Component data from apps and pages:

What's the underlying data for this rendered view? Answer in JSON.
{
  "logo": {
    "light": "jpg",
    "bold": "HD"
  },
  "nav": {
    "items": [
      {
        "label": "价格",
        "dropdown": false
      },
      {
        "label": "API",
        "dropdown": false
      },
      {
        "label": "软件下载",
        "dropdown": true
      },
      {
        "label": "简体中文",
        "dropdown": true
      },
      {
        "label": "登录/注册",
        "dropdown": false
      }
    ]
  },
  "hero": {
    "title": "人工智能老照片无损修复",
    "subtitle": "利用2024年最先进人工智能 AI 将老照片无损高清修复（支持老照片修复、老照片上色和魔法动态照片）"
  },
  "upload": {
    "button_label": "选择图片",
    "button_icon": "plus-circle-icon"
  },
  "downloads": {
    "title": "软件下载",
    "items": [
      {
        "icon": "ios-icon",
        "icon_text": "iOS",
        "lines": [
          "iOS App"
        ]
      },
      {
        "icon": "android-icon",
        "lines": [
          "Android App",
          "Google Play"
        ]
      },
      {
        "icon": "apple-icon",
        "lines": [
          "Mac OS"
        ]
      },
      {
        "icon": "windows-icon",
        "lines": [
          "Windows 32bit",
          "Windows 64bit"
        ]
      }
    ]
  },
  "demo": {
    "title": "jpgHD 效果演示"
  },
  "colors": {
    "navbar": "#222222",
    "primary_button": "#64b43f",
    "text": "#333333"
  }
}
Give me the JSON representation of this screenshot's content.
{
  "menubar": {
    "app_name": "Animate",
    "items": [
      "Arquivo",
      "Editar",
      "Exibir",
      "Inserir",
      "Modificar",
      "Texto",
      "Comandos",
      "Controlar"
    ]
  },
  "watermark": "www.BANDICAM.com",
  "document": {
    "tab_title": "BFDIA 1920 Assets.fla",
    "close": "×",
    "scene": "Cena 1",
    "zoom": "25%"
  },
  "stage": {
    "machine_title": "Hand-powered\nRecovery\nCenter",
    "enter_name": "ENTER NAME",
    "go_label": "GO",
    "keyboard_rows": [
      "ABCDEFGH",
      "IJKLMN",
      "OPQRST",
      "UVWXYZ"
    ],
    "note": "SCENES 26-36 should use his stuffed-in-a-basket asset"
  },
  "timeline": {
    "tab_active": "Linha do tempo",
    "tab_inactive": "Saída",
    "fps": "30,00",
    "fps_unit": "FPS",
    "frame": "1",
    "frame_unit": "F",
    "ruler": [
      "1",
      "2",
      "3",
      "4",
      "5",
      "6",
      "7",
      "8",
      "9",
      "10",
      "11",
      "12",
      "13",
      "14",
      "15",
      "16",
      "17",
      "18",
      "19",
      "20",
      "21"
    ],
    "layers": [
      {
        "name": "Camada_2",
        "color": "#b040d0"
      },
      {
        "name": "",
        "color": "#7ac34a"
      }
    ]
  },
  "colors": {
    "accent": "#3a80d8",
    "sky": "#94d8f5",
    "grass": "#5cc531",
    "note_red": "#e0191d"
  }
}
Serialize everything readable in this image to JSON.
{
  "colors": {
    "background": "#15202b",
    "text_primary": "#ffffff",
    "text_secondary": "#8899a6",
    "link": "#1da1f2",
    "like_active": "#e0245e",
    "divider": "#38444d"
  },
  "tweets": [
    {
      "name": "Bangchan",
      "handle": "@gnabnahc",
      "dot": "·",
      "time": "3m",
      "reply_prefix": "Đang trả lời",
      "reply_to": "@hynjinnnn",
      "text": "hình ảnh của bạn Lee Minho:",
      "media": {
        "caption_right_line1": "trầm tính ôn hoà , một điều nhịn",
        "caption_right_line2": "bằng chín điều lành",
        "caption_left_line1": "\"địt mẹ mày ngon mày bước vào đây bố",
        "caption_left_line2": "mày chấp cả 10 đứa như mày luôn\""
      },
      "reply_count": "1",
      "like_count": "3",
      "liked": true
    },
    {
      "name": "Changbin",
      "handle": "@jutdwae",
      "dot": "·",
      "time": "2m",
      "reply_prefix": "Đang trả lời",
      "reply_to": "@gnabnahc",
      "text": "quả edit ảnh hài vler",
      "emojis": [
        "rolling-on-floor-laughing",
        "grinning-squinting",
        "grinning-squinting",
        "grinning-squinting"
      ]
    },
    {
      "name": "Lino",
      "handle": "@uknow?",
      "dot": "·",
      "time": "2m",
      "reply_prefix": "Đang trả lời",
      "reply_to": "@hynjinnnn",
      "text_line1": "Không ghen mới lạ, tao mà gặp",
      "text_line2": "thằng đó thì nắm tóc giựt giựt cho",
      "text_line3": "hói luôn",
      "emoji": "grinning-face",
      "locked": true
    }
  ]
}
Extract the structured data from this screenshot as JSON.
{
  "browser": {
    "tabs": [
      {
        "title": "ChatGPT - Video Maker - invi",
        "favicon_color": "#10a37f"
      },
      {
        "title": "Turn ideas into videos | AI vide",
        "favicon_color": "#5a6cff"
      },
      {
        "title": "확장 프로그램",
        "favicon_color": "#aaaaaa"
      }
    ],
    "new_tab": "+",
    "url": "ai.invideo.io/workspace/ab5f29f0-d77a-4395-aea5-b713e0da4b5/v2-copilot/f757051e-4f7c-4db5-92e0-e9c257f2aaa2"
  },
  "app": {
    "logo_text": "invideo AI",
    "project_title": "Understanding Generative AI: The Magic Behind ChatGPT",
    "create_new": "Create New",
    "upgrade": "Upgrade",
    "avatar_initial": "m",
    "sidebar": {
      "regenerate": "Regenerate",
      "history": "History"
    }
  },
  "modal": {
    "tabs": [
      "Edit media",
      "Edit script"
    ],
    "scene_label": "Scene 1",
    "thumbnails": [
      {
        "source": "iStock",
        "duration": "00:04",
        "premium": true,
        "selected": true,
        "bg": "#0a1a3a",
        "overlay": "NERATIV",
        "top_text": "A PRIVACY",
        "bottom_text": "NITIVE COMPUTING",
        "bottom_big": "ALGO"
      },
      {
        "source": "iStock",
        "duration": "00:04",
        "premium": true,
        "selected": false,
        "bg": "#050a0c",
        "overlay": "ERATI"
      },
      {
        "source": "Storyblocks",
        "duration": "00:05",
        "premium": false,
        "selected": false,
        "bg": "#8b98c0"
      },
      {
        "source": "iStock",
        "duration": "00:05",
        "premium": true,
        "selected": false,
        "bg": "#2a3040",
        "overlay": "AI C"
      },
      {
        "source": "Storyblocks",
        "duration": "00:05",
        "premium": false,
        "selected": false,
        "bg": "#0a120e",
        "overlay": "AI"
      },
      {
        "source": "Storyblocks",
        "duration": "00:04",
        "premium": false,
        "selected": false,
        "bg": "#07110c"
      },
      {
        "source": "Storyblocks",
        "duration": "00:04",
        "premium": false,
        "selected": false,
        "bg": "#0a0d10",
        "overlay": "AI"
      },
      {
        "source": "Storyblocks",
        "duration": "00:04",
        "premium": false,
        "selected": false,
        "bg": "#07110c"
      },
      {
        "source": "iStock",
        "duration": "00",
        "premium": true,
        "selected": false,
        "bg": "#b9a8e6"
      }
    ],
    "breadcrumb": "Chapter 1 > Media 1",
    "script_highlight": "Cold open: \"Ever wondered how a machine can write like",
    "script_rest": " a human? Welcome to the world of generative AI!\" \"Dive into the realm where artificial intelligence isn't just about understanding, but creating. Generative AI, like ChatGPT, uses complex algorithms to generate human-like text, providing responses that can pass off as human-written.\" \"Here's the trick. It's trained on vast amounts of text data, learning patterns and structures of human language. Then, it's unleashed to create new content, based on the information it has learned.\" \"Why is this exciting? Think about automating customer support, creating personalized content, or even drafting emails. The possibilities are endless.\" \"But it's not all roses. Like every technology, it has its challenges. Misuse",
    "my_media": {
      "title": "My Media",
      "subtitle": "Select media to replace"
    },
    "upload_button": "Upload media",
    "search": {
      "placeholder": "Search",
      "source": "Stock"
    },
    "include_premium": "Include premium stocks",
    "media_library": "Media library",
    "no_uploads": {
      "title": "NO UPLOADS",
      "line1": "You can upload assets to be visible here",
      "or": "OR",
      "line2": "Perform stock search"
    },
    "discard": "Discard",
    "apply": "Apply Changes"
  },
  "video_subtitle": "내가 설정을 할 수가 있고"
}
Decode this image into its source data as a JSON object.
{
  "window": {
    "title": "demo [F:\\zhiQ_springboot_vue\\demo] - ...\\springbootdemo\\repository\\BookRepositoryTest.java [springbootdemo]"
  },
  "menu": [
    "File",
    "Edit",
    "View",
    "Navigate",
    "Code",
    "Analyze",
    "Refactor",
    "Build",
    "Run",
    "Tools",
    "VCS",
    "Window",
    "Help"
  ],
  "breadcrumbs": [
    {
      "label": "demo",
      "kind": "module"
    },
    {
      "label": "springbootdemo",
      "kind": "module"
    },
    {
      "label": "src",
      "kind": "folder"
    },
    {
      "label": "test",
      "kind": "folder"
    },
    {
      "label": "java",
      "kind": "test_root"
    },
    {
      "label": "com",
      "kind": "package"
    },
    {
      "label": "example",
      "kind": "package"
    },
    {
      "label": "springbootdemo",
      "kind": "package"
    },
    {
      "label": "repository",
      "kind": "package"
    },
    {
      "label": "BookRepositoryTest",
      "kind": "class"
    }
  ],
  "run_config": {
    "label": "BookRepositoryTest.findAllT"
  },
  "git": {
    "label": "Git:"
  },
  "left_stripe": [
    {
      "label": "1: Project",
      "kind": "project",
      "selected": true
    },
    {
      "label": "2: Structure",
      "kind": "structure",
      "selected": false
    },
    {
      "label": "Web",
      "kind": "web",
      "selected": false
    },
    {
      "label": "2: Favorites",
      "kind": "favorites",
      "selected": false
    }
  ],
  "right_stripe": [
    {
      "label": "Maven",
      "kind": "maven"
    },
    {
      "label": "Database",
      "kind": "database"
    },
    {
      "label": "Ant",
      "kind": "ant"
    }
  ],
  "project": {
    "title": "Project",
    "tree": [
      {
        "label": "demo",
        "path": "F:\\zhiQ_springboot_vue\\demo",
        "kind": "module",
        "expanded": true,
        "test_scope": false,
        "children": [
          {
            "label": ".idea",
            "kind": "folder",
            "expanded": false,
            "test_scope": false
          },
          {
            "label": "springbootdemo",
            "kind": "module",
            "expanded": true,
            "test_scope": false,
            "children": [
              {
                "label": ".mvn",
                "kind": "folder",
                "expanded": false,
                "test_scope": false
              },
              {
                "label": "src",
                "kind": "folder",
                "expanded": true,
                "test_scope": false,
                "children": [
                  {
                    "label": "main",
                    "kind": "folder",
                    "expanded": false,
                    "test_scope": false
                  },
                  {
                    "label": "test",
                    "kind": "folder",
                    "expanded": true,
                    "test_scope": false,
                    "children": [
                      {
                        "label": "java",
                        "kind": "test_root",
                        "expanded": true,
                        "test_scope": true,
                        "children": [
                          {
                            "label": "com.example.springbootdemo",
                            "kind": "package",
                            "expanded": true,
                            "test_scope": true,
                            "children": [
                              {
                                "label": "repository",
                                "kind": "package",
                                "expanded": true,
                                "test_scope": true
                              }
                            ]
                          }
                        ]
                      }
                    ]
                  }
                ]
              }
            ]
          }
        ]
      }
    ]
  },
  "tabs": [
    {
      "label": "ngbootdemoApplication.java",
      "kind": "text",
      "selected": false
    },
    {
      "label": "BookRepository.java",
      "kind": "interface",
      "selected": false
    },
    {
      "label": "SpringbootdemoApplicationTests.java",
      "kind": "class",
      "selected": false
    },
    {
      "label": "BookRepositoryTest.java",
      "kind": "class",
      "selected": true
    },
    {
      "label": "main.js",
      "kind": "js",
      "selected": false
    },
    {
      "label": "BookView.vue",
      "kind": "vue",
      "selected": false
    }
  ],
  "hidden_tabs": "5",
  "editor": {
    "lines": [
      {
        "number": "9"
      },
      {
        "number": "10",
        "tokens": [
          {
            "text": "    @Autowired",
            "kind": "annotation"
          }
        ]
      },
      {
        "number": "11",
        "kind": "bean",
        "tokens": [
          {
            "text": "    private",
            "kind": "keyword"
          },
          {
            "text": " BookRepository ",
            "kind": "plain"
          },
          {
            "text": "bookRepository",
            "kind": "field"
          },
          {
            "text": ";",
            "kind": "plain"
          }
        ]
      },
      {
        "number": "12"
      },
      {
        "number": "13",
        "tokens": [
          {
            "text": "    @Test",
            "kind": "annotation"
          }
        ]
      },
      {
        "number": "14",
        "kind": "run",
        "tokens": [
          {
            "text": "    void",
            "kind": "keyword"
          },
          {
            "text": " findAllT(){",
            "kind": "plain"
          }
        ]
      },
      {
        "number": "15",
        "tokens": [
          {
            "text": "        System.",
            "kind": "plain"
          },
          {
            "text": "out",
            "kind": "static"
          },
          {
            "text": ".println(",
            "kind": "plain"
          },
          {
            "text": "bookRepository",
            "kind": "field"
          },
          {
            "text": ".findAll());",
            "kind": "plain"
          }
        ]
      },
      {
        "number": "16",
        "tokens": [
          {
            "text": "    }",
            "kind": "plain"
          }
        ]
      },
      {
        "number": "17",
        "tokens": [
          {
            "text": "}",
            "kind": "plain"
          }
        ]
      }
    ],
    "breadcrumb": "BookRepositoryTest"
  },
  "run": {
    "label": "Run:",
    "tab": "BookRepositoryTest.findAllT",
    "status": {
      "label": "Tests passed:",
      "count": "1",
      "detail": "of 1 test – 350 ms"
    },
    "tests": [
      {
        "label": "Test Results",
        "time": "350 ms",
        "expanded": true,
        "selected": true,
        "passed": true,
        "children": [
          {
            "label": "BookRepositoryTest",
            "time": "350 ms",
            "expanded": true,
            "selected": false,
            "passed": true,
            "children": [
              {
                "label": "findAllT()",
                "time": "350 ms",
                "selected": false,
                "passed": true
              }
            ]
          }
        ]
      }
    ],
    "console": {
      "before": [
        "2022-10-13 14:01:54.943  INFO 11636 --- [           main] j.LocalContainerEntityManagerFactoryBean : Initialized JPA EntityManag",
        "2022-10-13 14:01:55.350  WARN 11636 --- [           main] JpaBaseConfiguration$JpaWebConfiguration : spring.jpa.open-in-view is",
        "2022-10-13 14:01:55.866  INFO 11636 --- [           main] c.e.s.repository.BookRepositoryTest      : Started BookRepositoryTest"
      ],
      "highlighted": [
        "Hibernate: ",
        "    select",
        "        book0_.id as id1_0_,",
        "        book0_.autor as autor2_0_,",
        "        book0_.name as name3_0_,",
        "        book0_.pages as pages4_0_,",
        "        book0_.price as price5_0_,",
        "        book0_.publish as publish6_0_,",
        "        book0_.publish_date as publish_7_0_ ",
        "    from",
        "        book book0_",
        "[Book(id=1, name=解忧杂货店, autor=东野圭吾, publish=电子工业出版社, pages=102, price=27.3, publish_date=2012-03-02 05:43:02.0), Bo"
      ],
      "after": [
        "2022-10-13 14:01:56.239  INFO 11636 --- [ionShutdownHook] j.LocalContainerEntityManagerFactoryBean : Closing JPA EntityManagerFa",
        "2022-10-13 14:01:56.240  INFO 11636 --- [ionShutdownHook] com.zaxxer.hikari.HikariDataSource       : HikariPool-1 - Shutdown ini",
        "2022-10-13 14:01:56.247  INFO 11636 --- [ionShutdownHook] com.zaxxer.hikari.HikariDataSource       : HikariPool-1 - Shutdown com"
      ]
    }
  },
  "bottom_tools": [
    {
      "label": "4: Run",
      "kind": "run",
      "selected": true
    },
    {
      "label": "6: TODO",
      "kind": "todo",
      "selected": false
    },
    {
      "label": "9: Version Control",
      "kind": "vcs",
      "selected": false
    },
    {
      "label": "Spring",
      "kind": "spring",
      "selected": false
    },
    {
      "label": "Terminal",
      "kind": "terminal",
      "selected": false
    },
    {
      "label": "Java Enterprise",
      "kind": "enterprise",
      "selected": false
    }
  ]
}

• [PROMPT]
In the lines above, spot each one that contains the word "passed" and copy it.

• [RESPONSE BELOW]
      "label": "Tests passed:",
        "passed": true,
            "passed": true,
                "passed": true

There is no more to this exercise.